The New York Fed has a new paper out on gender differences in executive pay, and it's downright scary.
Not only do men get paid more in general, but their compensation is usually structured such that they get paid much more than executive women do when their company does well. On top of that—and this is where it gets frightening—the researchers find that female executive pay tends to get docked more when a company does poorly.
"So, roughly, it's heads men win, tails women lose," says Matt Levine.
This is how the authors of the paper explain the problem:
First, female executives receive a lower share of incentive pay in total compensation relative to males. This difference accounts for 93% of the gender differences in total flow compensation. Second, the compensation of female executives displays a lower pay-performance sensitivity relative to males. A $1 million dollar increase in firm value generates a $17,150 increase in firm specific wealth for male executives and a $1,670 increase for females. Third, female executives’ pay is more exposed to bad firm performance and less exposed to good firm performance than for males. A 1% increase in firm value generates a 13% rise in firm specific wealth for female executives, and a 44% rise for male executives, while a 1% decline in firm value generates a 63% decline in firm specific wealth for female executives and only a 33% decline for male executives.
The authors control for the fact that women are generally younger, and therefore less senior with lower pay. They also look at whether it's just because women are more risk averse and tend to spend fewer hours at work than their male counterparts.

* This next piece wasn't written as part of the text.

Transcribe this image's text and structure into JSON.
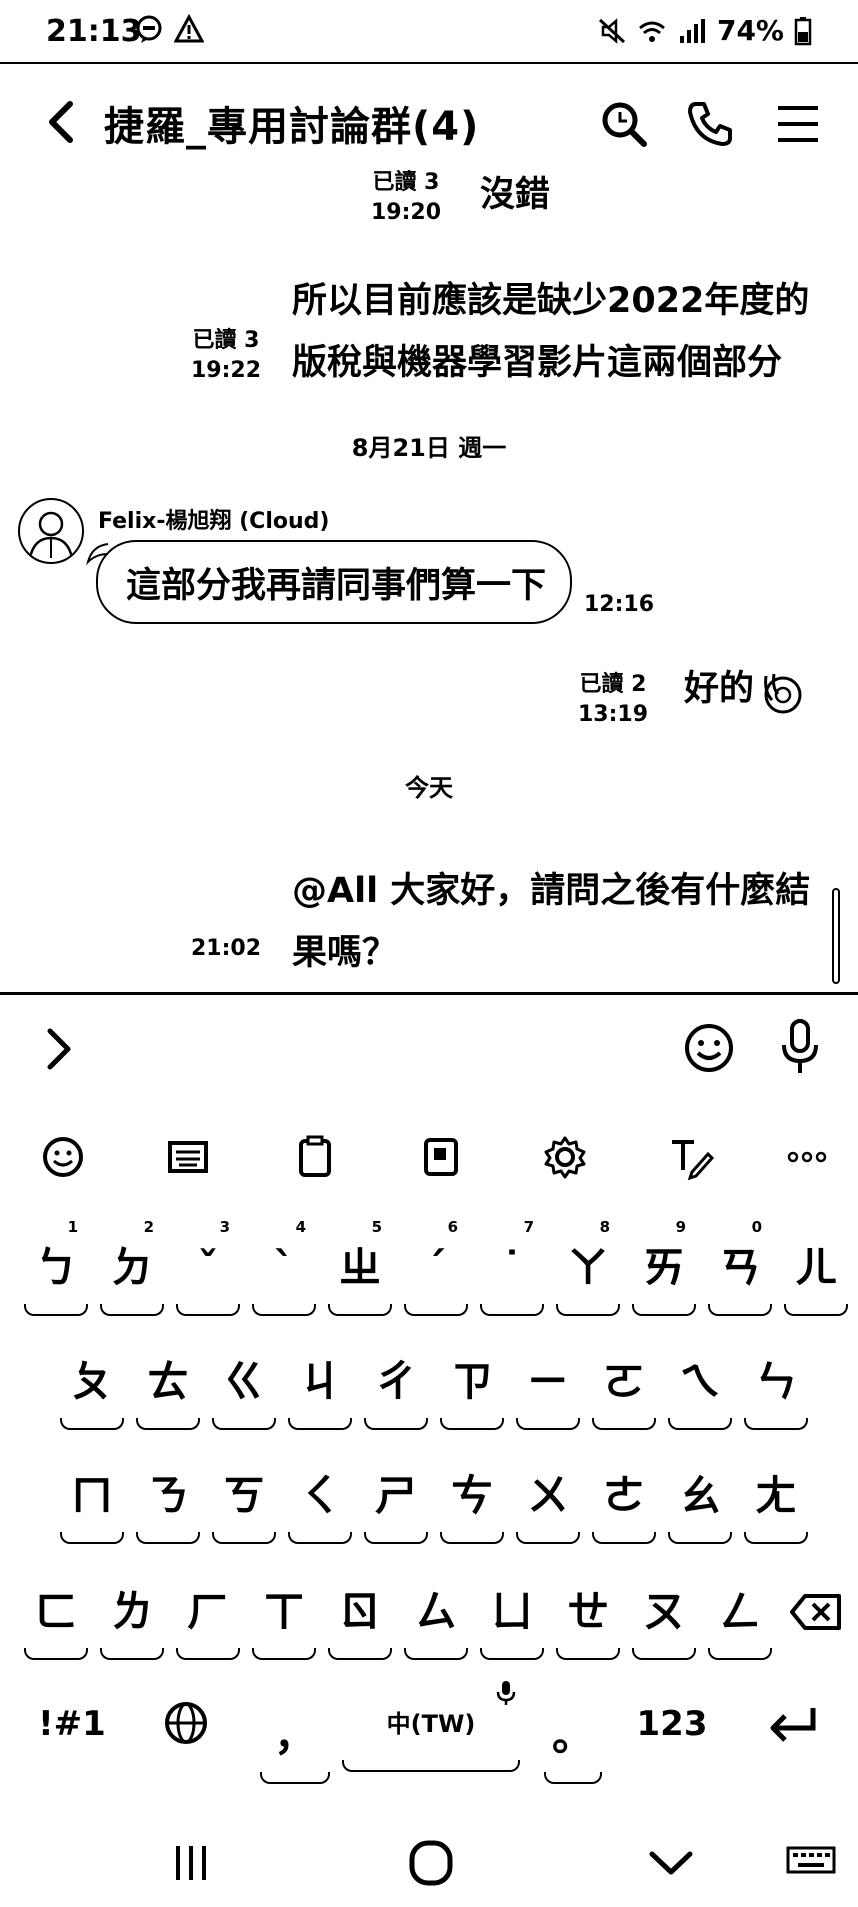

They find that those aren't satisfactory explanations for the huge gaps (not to mention the fact that at the executive level, the difference in hours worked between genders is much lower than in the general population).
The authors think that a lot of this disparity can be explained by informal networks, which men have access to to a greater degree than women. Men, they say, are more "entrenched," which gives them greater bargaining power when negotiating a contract.
The only way to solve this, really, is to increase transparency in pay within an organization. One of the authors of the paper, Stefania Albanesi, told Bloomberg that "increasing transparency in general in an organization but specifically with how your pay is set relative to others in similar positions is going to be helpful."
This is especially true as people further down the ladder start to get performance-based pay, which has become more popular in recent years. "Our analysis suggest that performance pay schemes should be held to closer scrutiny and raises a note of concern for the standing of professional women in the labor market as incentive pay becomes more prevalent," the authors write.
Leaning in still doesn't necessarily get women into the old boys' network—and it seems like the easiest way to make pay fair is to recognize that and structure organizations accordingly.